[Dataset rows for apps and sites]
=-=-=
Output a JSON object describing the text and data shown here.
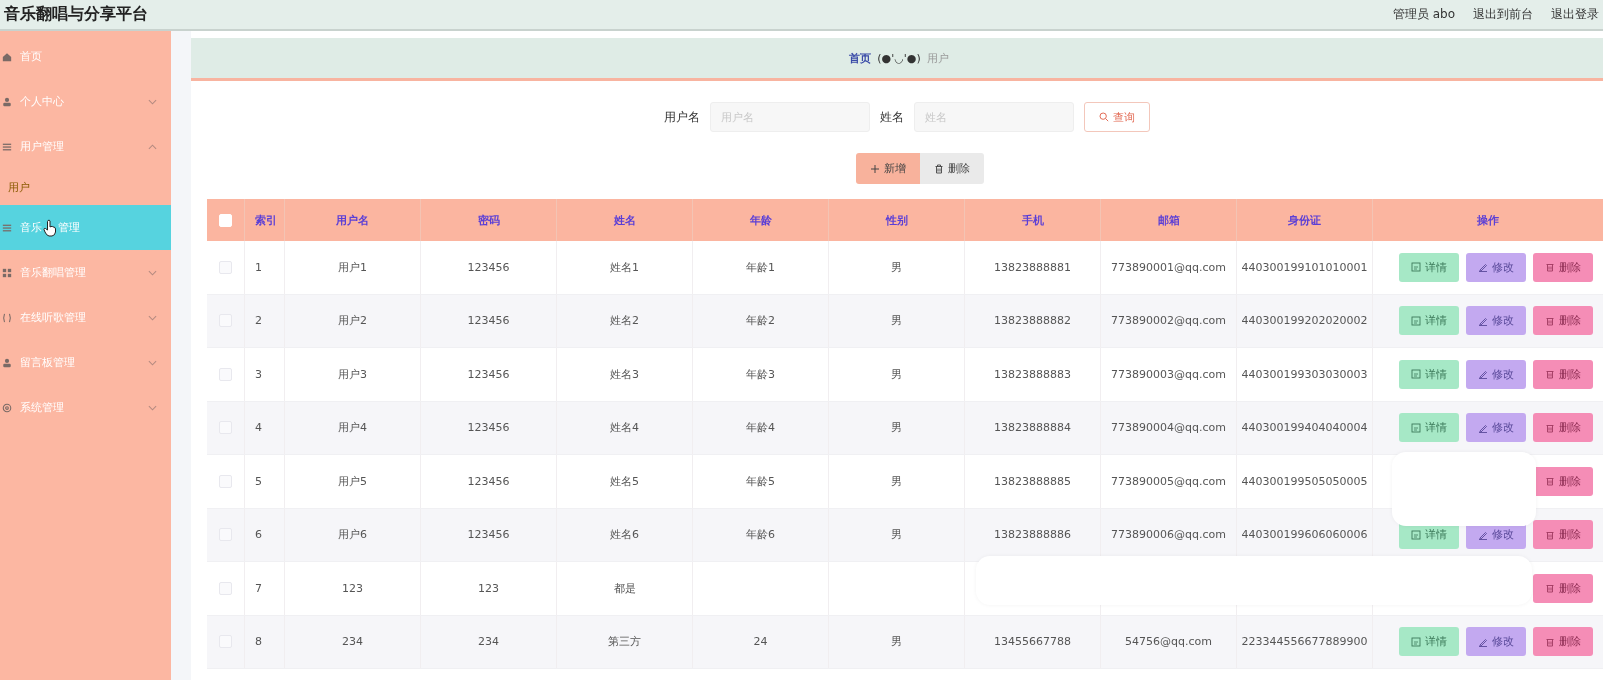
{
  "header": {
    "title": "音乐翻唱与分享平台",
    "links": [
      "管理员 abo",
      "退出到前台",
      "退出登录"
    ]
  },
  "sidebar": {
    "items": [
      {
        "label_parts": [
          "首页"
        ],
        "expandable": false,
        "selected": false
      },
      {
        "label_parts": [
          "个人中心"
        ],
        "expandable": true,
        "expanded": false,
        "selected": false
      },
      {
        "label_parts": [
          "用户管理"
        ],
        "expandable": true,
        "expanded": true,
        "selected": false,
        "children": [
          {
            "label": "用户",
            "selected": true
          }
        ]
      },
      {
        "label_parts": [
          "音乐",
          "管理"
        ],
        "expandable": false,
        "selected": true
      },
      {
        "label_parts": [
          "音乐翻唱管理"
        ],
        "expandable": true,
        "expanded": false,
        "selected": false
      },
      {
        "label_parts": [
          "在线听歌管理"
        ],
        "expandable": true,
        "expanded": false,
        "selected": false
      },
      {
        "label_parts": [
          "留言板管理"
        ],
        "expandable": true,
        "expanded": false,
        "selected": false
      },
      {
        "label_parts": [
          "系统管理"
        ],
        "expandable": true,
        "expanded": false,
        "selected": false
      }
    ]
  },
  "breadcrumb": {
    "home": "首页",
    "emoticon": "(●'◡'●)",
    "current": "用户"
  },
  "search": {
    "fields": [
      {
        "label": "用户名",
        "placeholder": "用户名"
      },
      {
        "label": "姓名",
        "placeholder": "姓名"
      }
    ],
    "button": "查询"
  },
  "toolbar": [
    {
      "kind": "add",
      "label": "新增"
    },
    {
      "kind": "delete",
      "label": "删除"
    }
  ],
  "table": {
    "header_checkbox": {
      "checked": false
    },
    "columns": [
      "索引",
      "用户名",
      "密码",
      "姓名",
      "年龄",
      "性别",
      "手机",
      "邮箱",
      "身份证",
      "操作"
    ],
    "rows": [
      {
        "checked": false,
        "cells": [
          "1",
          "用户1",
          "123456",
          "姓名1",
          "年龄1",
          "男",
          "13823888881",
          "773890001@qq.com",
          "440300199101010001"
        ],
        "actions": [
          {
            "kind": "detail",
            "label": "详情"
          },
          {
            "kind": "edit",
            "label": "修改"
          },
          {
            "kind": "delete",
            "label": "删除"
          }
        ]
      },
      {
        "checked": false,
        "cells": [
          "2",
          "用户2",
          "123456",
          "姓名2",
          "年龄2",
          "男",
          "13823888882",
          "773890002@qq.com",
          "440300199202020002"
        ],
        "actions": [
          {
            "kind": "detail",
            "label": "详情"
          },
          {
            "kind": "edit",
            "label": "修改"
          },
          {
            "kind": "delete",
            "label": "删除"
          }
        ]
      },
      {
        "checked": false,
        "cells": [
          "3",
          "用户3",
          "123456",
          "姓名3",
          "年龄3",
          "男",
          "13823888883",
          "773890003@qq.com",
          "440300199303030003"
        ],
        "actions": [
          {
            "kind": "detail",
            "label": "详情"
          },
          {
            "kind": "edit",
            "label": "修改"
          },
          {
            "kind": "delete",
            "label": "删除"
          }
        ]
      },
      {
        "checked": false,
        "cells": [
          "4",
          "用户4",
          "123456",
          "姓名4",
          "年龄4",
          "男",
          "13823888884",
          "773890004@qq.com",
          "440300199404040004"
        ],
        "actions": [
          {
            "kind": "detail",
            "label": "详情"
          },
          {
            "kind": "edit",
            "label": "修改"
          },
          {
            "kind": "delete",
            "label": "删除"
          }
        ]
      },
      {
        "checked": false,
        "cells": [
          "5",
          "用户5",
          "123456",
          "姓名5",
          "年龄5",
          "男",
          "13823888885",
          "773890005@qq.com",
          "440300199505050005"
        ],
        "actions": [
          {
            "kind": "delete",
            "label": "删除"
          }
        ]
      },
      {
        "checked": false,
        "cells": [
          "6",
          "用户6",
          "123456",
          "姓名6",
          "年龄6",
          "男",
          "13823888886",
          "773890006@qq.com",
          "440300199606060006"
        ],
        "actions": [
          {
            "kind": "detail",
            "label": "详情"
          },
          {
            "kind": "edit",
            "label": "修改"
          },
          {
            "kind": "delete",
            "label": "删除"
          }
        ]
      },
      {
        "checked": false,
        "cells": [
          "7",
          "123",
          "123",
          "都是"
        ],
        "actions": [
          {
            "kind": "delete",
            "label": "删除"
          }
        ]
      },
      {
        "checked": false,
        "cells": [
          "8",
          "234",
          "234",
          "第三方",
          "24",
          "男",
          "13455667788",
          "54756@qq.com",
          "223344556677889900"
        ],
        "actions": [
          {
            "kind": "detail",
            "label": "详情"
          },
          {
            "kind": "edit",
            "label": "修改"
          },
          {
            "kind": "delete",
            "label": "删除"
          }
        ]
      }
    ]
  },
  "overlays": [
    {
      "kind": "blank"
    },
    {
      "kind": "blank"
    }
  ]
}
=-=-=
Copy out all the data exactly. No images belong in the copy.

Output a JSON object describing the text and data shown here.
{
  "header": {
    "title": "音乐翻唱与分享平台",
    "links": [
      "管理员 abo",
      "退出到前台",
      "退出登录"
    ]
  },
  "sidebar": {
    "items": [
      {
        "label_parts": [
          "首页"
        ],
        "expandable": false,
        "selected": false
      },
      {
        "label_parts": [
          "个人中心"
        ],
        "expandable": true,
        "expanded": false,
        "selected": false
      },
      {
        "label_parts": [
          "用户管理"
        ],
        "expandable": true,
        "expanded": true,
        "selected": false,
        "children": [
          {
            "label": "用户",
            "selected": true
          }
        ]
      },
      {
        "label_parts": [
          "音乐",
          "管理"
        ],
        "expandable": false,
        "selected": true
      },
      {
        "label_parts": [
          "音乐翻唱管理"
        ],
        "expandable": true,
        "expanded": false,
        "selected": false
      },
      {
        "label_parts": [
          "在线听歌管理"
        ],
        "expandable": true,
        "expanded": false,
        "selected": false
      },
      {
        "label_parts": [
          "留言板管理"
        ],
        "expandable": true,
        "expanded": false,
        "selected": false
      },
      {
        "label_parts": [
          "系统管理"
        ],
        "expandable": true,
        "expanded": false,
        "selected": false
      }
    ]
  },
  "breadcrumb": {
    "home": "首页",
    "emoticon": "(●'◡'●)",
    "current": "用户"
  },
  "search": {
    "fields": [
      {
        "label": "用户名",
        "placeholder": "用户名"
      },
      {
        "label": "姓名",
        "placeholder": "姓名"
      }
    ],
    "button": "查询"
  },
  "toolbar": [
    {
      "kind": "add",
      "label": "新增"
    },
    {
      "kind": "delete",
      "label": "删除"
    }
  ],
  "table": {
    "header_checkbox": {
      "checked": false
    },
    "columns": [
      "索引",
      "用户名",
      "密码",
      "姓名",
      "年龄",
      "性别",
      "手机",
      "邮箱",
      "身份证",
      "操作"
    ],
    "rows": [
      {
        "checked": false,
        "cells": [
          "1",
          "用户1",
          "123456",
          "姓名1",
          "年龄1",
          "男",
          "13823888881",
          "773890001@qq.com",
          "440300199101010001"
        ],
        "actions": [
          {
            "kind": "detail",
            "label": "详情"
          },
          {
            "kind": "edit",
            "label": "修改"
          },
          {
            "kind": "delete",
            "label": "删除"
          }
        ]
      },
      {
        "checked": false,
        "cells": [
          "2",
          "用户2",
          "123456",
          "姓名2",
          "年龄2",
          "男",
          "13823888882",
          "773890002@qq.com",
          "440300199202020002"
        ],
        "actions": [
          {
            "kind": "detail",
            "label": "详情"
          },
          {
            "kind": "edit",
            "label": "修改"
          },
          {
            "kind": "delete",
            "label": "删除"
          }
        ]
      },
      {
        "checked": false,
        "cells": [
          "3",
          "用户3",
          "123456",
          "姓名3",
          "年龄3",
          "男",
          "13823888883",
          "773890003@qq.com",
          "440300199303030003"
        ],
        "actions": [
          {
            "kind": "detail",
            "label": "详情"
          },
          {
            "kind": "edit",
            "label": "修改"
          },
          {
            "kind": "delete",
            "label": "删除"
          }
        ]
      },
      {
        "checked": false,
        "cells": [
          "4",
          "用户4",
          "123456",
          "姓名4",
          "年龄4",
          "男",
          "13823888884",
          "773890004@qq.com",
          "440300199404040004"
        ],
        "actions": [
          {
            "kind": "detail",
            "label": "详情"
          },
          {
            "kind": "edit",
            "label": "修改"
          },
          {
            "kind": "delete",
            "label": "删除"
          }
        ]
      },
      {
        "checked": false,
        "cells": [
          "5",
          "用户5",
          "123456",
          "姓名5",
          "年龄5",
          "男",
          "13823888885",
          "773890005@qq.com",
          "440300199505050005"
        ],
        "actions": [
          {
            "kind": "delete",
            "label": "删除"
          }
        ]
      },
      {
        "checked": false,
        "cells": [
          "6",
          "用户6",
          "123456",
          "姓名6",
          "年龄6",
          "男",
          "13823888886",
          "773890006@qq.com",
          "440300199606060006"
        ],
        "actions": [
          {
            "kind": "detail",
            "label": "详情"
          },
          {
            "kind": "edit",
            "label": "修改"
          },
          {
            "kind": "delete",
            "label": "删除"
          }
        ]
      },
      {
        "checked": false,
        "cells": [
          "7",
          "123",
          "123",
          "都是"
        ],
        "actions": [
          {
            "kind": "delete",
            "label": "删除"
          }
        ]
      },
      {
        "checked": false,
        "cells": [
          "8",
          "234",
          "234",
          "第三方",
          "24",
          "男",
          "13455667788",
          "54756@qq.com",
          "223344556677889900"
        ],
        "actions": [
          {
            "kind": "detail",
            "label": "详情"
          },
          {
            "kind": "edit",
            "label": "修改"
          },
          {
            "kind": "delete",
            "label": "删除"
          }
        ]
      }
    ]
  },
  "overlays": [
    {
      "kind": "blank"
    },
    {
      "kind": "blank"
    }
  ]
}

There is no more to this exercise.